At home, she nurtures at least 60 houseplants of all kinds in a standard bedroom.

Since Melissa’s plants greet her morning and night, she knows exactly what her customers face, from design to care.

For her, designing with containers is just as fun and creative as arranging an outdoor bed or border. Cute vessels even become long-term containers for water-rooted plants.

She’s got an eye for nifty, thrifty containers, but she includes artisan containers, including those designed by Traci Hutson for husband Jon’s Tillery Street Plant Company.

Like an outside garden, she layers size, texture, and presentation. A bromeliad resides in a moss-covered ball called kokedama.

Bird’s nest ferns cuddle in a local artisan’s macramé slings. Melissa just pops the plastic grow pots into the sling.

An air plant (Tillandsia) tucks into another.

Along with design tips, Melissa explains houseplant care from watering to pests. The most important concern is light and understanding what each plant needs.

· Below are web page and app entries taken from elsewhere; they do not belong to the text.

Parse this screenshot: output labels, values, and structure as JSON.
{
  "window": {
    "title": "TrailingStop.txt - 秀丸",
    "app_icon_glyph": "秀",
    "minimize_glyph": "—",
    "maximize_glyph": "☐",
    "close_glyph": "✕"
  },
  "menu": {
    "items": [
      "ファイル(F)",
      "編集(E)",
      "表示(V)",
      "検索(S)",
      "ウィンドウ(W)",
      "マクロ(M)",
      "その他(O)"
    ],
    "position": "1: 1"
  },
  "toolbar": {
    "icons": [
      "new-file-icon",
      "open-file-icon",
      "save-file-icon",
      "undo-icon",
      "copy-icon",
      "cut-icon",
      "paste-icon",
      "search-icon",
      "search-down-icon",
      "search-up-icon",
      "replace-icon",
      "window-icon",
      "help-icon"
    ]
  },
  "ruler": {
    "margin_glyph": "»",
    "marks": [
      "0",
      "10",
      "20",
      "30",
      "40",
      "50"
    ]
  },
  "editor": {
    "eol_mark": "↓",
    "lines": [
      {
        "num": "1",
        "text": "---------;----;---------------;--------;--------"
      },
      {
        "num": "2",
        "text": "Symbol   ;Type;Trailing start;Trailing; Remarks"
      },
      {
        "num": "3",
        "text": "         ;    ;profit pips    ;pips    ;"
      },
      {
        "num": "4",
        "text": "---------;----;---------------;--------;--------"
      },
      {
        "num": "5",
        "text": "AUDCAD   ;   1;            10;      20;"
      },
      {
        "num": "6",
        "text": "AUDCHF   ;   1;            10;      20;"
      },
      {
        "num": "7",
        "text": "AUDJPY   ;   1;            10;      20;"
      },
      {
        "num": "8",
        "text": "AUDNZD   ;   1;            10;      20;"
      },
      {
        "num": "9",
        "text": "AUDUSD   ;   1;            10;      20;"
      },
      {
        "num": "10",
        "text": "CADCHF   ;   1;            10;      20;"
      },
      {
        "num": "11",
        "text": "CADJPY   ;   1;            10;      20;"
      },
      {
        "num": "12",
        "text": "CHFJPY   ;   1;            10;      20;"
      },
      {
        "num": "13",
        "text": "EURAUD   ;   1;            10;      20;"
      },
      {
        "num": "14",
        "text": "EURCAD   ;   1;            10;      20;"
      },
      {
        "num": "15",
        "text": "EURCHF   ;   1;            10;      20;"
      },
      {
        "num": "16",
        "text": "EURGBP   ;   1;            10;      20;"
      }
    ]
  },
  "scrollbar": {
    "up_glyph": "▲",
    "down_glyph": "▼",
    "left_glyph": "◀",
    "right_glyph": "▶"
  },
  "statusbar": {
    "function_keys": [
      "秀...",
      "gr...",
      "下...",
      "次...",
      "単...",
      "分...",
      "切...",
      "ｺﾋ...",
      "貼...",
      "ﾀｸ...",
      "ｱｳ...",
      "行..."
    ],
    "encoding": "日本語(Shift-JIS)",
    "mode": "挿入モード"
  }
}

We recorded in February when the light was soft, but Melissa tells us that in summer, windowsills can register 100°. You can pull plants away or install shades.

Melissa doesn’t go for the routine. Along with her flair with color, she brings family memories close to her heart and daily view. When she found her great-grandmother’s stunning mirror, she knew it reflected her aesthetic.

Plus, she’s got the ultimate design partner: her mom, Eileen Hagen!

A nurse in San Antonio, Eileen has a knack for great finds and restoring them for what Melissa lovingly describes as “the store of Mom!”

Watch Melissa’s story now!

And thanks for stopping by! See you next week, Linda